IN REMOTE south-west South Australia, some 74 kilometres west of the nation’s oyster capital of Ceduna, is the small wheatbelt settlement of Penong.

Penong’s arid, treeless terrain is characterised by dozens of windmills which pump the local water supply from the Anjutabie Basin – and a lone flagpole from which a Carlton Football Club pennant proudly flies.

The eye-catching roadside ensign, featuring the famous CFC crest, was recently spotted by the Club’s Life Member Andrew Mansour as he and his wife Judy Leahy drove past en route to the Kimberleys.

Ricky by the flagpole, Windon, Penong

“I just couldn’t pass our grand battle flag flying on the highway - obviously a staunch supporter occupies the adjacent land,” said Mansour, who completed a U-turn to snap a photograph or three of the flag as it fluttered in the breeze at a property called ‘Windon’.

Mansour’s observation required immediate investigation and a phonecall was promptly placed to a potential lead - Mick Aitken, co-owner of the Penong Caravan Park.

Was Mick the flag flyer?

Alas, no.

“We’ve been here four years and the flag was there then. It was the first thing I noticed when we drove to Ceduna,” said Aitken.

“I’m a Lions supporter, so the flag’s not mine, but I can put you onto a bloke who will know.”

Sure enough, Aitken’s informant – a fourth generation Penong local named Tim Hardy – didn’t have to think twice when asked.

“You’re looking for ‘Lips’ Collins. It’s his flagpole and he’s a big Carlton man,” said Hardy, who duly put the correspondent in contact.

Ricky ‘Lips’ Collins, a 56 year-old semi-retired council construction worker born and raised in Ceduna, has been hoisting the Carlton flag at Windon for each of the past 25 winters (and the Australian flag for the past 25 summers).

“I’ve always had a fetish for flying flags, particularly the Carlton one, which I’ve always put up, even when we were on the bottom,” said Collins of the ritual. “The flags only last three months because they deteriorate, but I’ve got quality flags from a place in Melbourne – The Carlton Shop - so I’ll keep putting them up.

“Some of the locals get into me over it and I reckon a Collingwood supporter once knocked a flag off. But Carlton people love it, including our Brownlow Medallist Gordon Collis, who recently got in touch after seeing the flag as he drove past – and the truckies love it too, because they like to know which way the wind blows.”
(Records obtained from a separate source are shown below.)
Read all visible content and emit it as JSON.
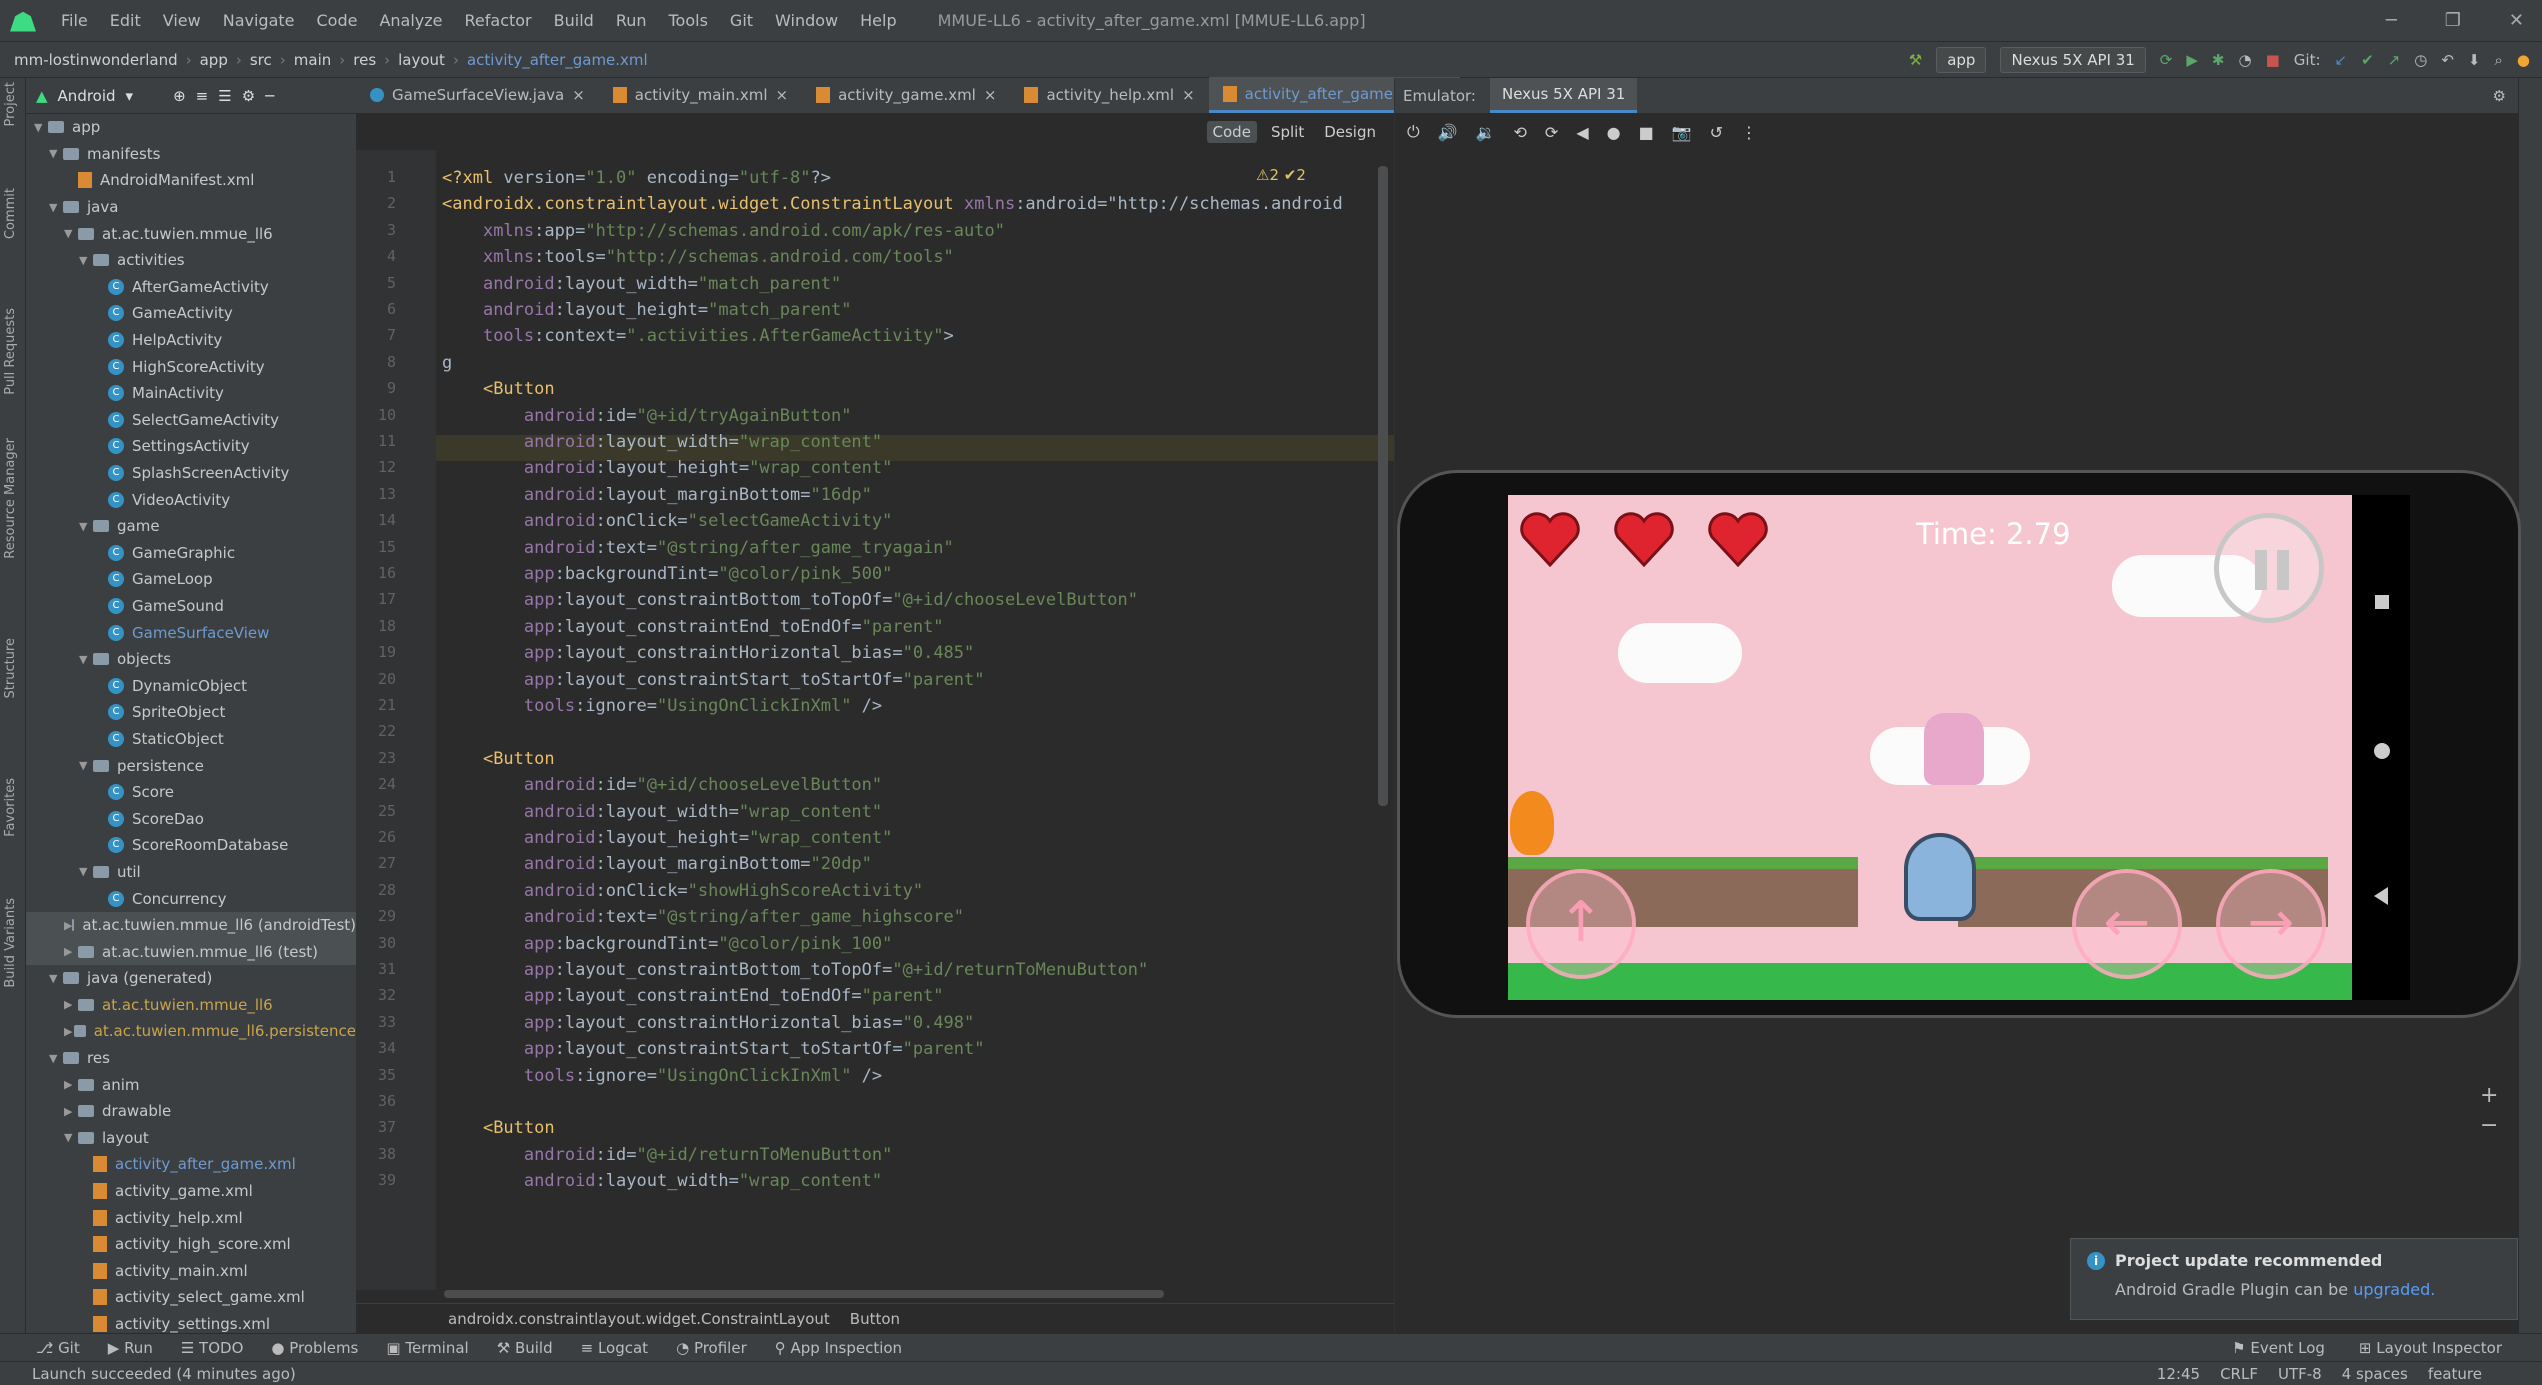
{
  "menubar": {
    "items": [
      "File",
      "Edit",
      "View",
      "Navigate",
      "Code",
      "Analyze",
      "Refactor",
      "Build",
      "Run",
      "Tools",
      "Git",
      "Window",
      "Help"
    ],
    "window_title": "MMUE-LL6 - activity_after_game.xml [MMUE-LL6.app]"
  },
  "navbar": {
    "crumbs": [
      "mm-lostinwonderland",
      "app",
      "src",
      "main",
      "res",
      "layout"
    ],
    "file": "activity_after_game.xml",
    "run_config": "app",
    "device": "Nexus 5X API 31",
    "git_label": "Git:"
  },
  "project": {
    "view": "Android",
    "tree": [
      {
        "label": "app",
        "type": "folder",
        "depth": 0
      },
      {
        "label": "manifests",
        "type": "folder",
        "depth": 1
      },
      {
        "label": "AndroidManifest.xml",
        "type": "xml",
        "depth": 2
      },
      {
        "label": "java",
        "type": "folder",
        "depth": 1
      },
      {
        "label": "at.ac.tuwien.mmue_ll6",
        "type": "folder",
        "depth": 2
      },
      {
        "label": "activities",
        "type": "folder",
        "depth": 3
      },
      {
        "label": "AfterGameActivity",
        "type": "class",
        "depth": 4
      },
      {
        "label": "GameActivity",
        "type": "class",
        "depth": 4
      },
      {
        "label": "HelpActivity",
        "type": "class",
        "depth": 4
      },
      {
        "label": "HighScoreActivity",
        "type": "class",
        "depth": 4
      },
      {
        "label": "MainActivity",
        "type": "class",
        "depth": 4
      },
      {
        "label": "SelectGameActivity",
        "type": "class",
        "depth": 4
      },
      {
        "label": "SettingsActivity",
        "type": "class",
        "depth": 4
      },
      {
        "label": "SplashScreenActivity",
        "type": "class",
        "depth": 4
      },
      {
        "label": "VideoActivity",
        "type": "class",
        "depth": 4
      },
      {
        "label": "game",
        "type": "folder",
        "depth": 3
      },
      {
        "label": "GameGraphic",
        "type": "class",
        "depth": 4
      },
      {
        "label": "GameLoop",
        "type": "class",
        "depth": 4
      },
      {
        "label": "GameSound",
        "type": "class",
        "depth": 4
      },
      {
        "label": "GameSurfaceView",
        "type": "class",
        "depth": 4,
        "style": "blue"
      },
      {
        "label": "objects",
        "type": "folder",
        "depth": 3
      },
      {
        "label": "DynamicObject",
        "type": "class",
        "depth": 4
      },
      {
        "label": "SpriteObject",
        "type": "class",
        "depth": 4
      },
      {
        "label": "StaticObject",
        "type": "class",
        "depth": 4
      },
      {
        "label": "persistence",
        "type": "folder",
        "depth": 3
      },
      {
        "label": "Score",
        "type": "class",
        "depth": 4
      },
      {
        "label": "ScoreDao",
        "type": "class",
        "depth": 4
      },
      {
        "label": "ScoreRoomDatabase",
        "type": "class",
        "depth": 4
      },
      {
        "label": "util",
        "type": "folder",
        "depth": 3
      },
      {
        "label": "Concurrency",
        "type": "class",
        "depth": 4
      },
      {
        "label": "at.ac.tuwien.mmue_ll6 (androidTest)",
        "type": "folder",
        "depth": 2,
        "sel": true
      },
      {
        "label": "at.ac.tuwien.mmue_ll6 (test)",
        "type": "folder",
        "depth": 2,
        "sel": true
      },
      {
        "label": "java (generated)",
        "type": "folder",
        "depth": 1
      },
      {
        "label": "at.ac.tuwien.mmue_ll6",
        "type": "folder",
        "depth": 2,
        "style": "gen"
      },
      {
        "label": "at.ac.tuwien.mmue_ll6.persistence",
        "type": "folder",
        "depth": 2,
        "style": "gen"
      },
      {
        "label": "res",
        "type": "folder",
        "depth": 1
      },
      {
        "label": "anim",
        "type": "folder",
        "depth": 2
      },
      {
        "label": "drawable",
        "type": "folder",
        "depth": 2
      },
      {
        "label": "layout",
        "type": "folder",
        "depth": 2
      },
      {
        "label": "activity_after_game.xml",
        "type": "xml",
        "depth": 3,
        "style": "blue"
      },
      {
        "label": "activity_game.xml",
        "type": "xml",
        "depth": 3
      },
      {
        "label": "activity_help.xml",
        "type": "xml",
        "depth": 3
      },
      {
        "label": "activity_high_score.xml",
        "type": "xml",
        "depth": 3
      },
      {
        "label": "activity_main.xml",
        "type": "xml",
        "depth": 3
      },
      {
        "label": "activity_select_game.xml",
        "type": "xml",
        "depth": 3
      },
      {
        "label": "activity_settings.xml",
        "type": "xml",
        "depth": 3
      }
    ]
  },
  "editor": {
    "tabs": [
      {
        "label": "GameSurfaceView.java",
        "kind": "java"
      },
      {
        "label": "activity_main.xml",
        "kind": "xml"
      },
      {
        "label": "activity_game.xml",
        "kind": "xml"
      },
      {
        "label": "activity_help.xml",
        "kind": "xml"
      },
      {
        "label": "activity_after_game.xml",
        "kind": "xml",
        "active": true
      }
    ],
    "view_modes": [
      "Code",
      "Split",
      "Design"
    ],
    "inspections": "⚠2 ✔2",
    "lines": [
      "<?xml version=\"1.0\" encoding=\"utf-8\"?>",
      "<androidx.constraintlayout.widget.ConstraintLayout xmlns:android=\"http://schemas.android",
      "    xmlns:app=\"http://schemas.android.com/apk/res-auto\"",
      "    xmlns:tools=\"http://schemas.android.com/tools\"",
      "    android:layout_width=\"match_parent\"",
      "    android:layout_height=\"match_parent\"",
      "    tools:context=\".activities.AfterGameActivity\">",
      "g",
      "    <Button",
      "        android:id=\"@+id/tryAgainButton\"",
      "        android:layout_width=\"wrap_content\"",
      "        android:layout_height=\"wrap_content\"",
      "        android:layout_marginBottom=\"16dp\"",
      "        android:onClick=\"selectGameActivity\"",
      "        android:text=\"@string/after_game_tryagain\"",
      "        app:backgroundTint=\"@color/pink_500\"",
      "        app:layout_constraintBottom_toTopOf=\"@+id/chooseLevelButton\"",
      "        app:layout_constraintEnd_toEndOf=\"parent\"",
      "        app:layout_constraintHorizontal_bias=\"0.485\"",
      "        app:layout_constraintStart_toStartOf=\"parent\"",
      "        tools:ignore=\"UsingOnClickInXml\" />",
      "",
      "    <Button",
      "        android:id=\"@+id/chooseLevelButton\"",
      "        android:layout_width=\"wrap_content\"",
      "        android:layout_height=\"wrap_content\"",
      "        android:layout_marginBottom=\"20dp\"",
      "        android:onClick=\"showHighScoreActivity\"",
      "        android:text=\"@string/after_game_highscore\"",
      "        app:backgroundTint=\"@color/pink_100\"",
      "        app:layout_constraintBottom_toTopOf=\"@+id/returnToMenuButton\"",
      "        app:layout_constraintEnd_toEndOf=\"parent\"",
      "        app:layout_constraintHorizontal_bias=\"0.498\"",
      "        app:layout_constraintStart_toStartOf=\"parent\"",
      "        tools:ignore=\"UsingOnClickInXml\" />",
      "",
      "    <Button",
      "        android:id=\"@+id/returnToMenuButton\"",
      "        android:layout_width=\"wrap_content\""
    ],
    "breadcrumb": [
      "androidx.constraintlayout.widget.ConstraintLayout",
      "Button"
    ]
  },
  "emulator": {
    "label": "Emulator:",
    "tab": "Nexus 5X API 31",
    "game": {
      "timer": "Time: 2.79",
      "hearts": 3
    }
  },
  "notification": {
    "title": "Project update recommended",
    "body": "Android Gradle Plugin can be",
    "link": "upgraded."
  },
  "bottom_tools": {
    "left": [
      "Git",
      "Run",
      "TODO",
      "Problems",
      "Terminal",
      "Build",
      "Logcat",
      "Profiler",
      "App Inspection"
    ],
    "right": [
      "Event Log",
      "Layout Inspector"
    ]
  },
  "status": {
    "message": "Launch succeeded (4 minutes ago)",
    "position": "12:45",
    "line_ending": "CRLF",
    "encoding": "UTF-8",
    "indent": "4 spaces",
    "branch": "feature"
  },
  "side_tabs": {
    "left": [
      "Project",
      "Commit",
      "Pull Requests",
      "Resource Manager",
      "Structure",
      "Favorites",
      "Build Variants"
    ]
  }
}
Carlton Life Member Andrew Mansour and Ricky Collins

Collins, his wife Nikki, son Billy and daughter Jessie live on a 100-acre subdivision of the old farm, whose ‘Windon’ acronym is a throwback to the christian names of the original owners Winifred and Donald Trewartha.

He purchased the property in 1996, long after forging links with his beloved Blues. As he said: “I’ve been a Carlton supporter since the Premiership year of 1981, mainly because my old man barracked for Collingwood - and we knocked them off in the Grand Final”.

“I’ve been a supporter ever since and a Member for the past 27 years,” said Collins, who later posed for a photo beneath the flag with the intrepid Mansour.

“I was at the MCG when Carlton thumped Richmond in the last home and away round of 2000 - and from 2010 until Covid hit in 2020 Nikki and I celebrated our wedding anniversary in Melbourne and got to Carlton and St Kilda games, as Nikki’s a St Kilda Member.”

For as long as his beloved Blues field senior teams, Collins will quite literally fly the flag over the Penong skies – and he particularly looks forward to raising the ensign with an even greater enthusiasm over the coming weeks.

Of his team’s fortunes for the duration of 2024, the flag flyer replied: “I’m quietly confident, but we still need a few back”.

“If we can get Cerra right and maybe Jack Martin, we’ll be looking good,” said Collins.